Dataset rows for apps and sites:

::::::::

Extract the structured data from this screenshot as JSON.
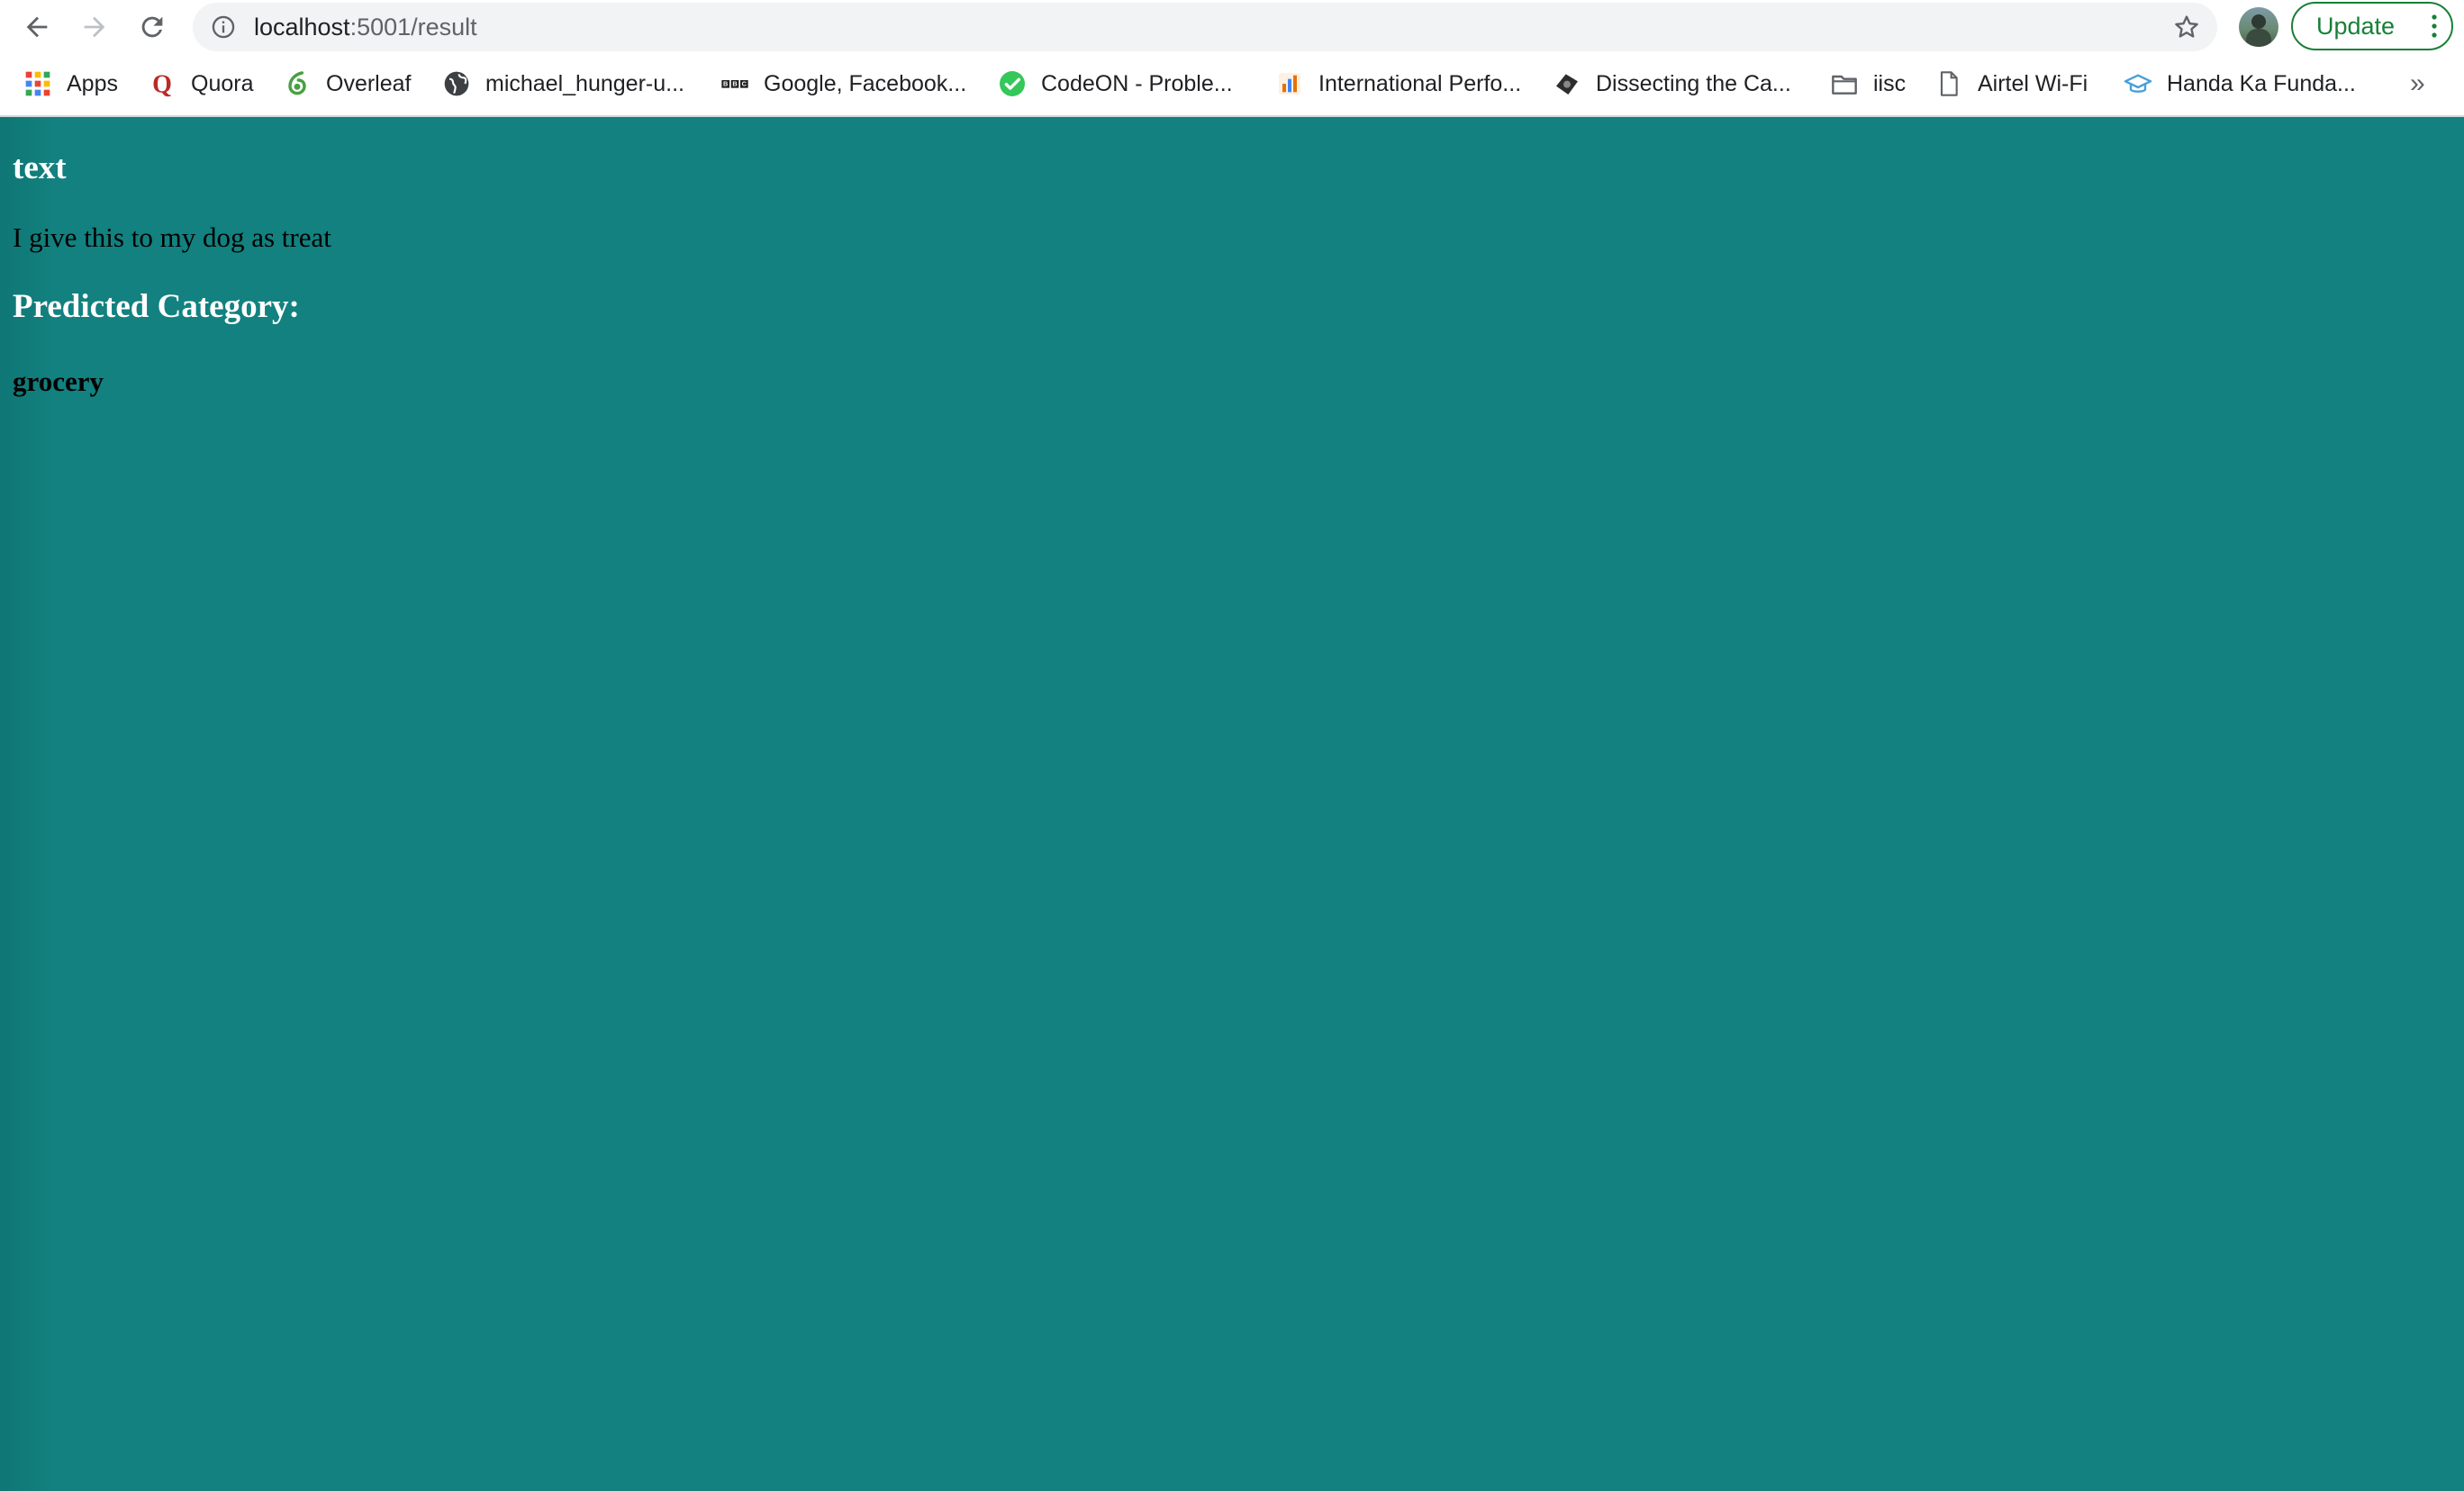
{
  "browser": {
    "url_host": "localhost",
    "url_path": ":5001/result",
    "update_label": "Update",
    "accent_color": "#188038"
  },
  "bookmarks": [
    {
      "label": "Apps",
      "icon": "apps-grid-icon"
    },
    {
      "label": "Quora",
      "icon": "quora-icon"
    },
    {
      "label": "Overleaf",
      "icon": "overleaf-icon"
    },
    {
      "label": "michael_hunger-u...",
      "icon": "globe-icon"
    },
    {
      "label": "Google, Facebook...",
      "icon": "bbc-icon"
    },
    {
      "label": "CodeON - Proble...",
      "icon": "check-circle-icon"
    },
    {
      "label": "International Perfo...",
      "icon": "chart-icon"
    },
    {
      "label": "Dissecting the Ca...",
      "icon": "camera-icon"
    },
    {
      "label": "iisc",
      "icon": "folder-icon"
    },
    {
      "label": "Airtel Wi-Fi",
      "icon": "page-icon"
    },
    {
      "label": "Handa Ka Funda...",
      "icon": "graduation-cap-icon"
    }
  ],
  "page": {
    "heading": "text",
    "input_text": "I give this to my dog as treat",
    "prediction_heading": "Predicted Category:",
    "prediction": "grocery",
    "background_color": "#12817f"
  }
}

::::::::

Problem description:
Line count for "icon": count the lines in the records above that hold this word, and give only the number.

Answer area:
11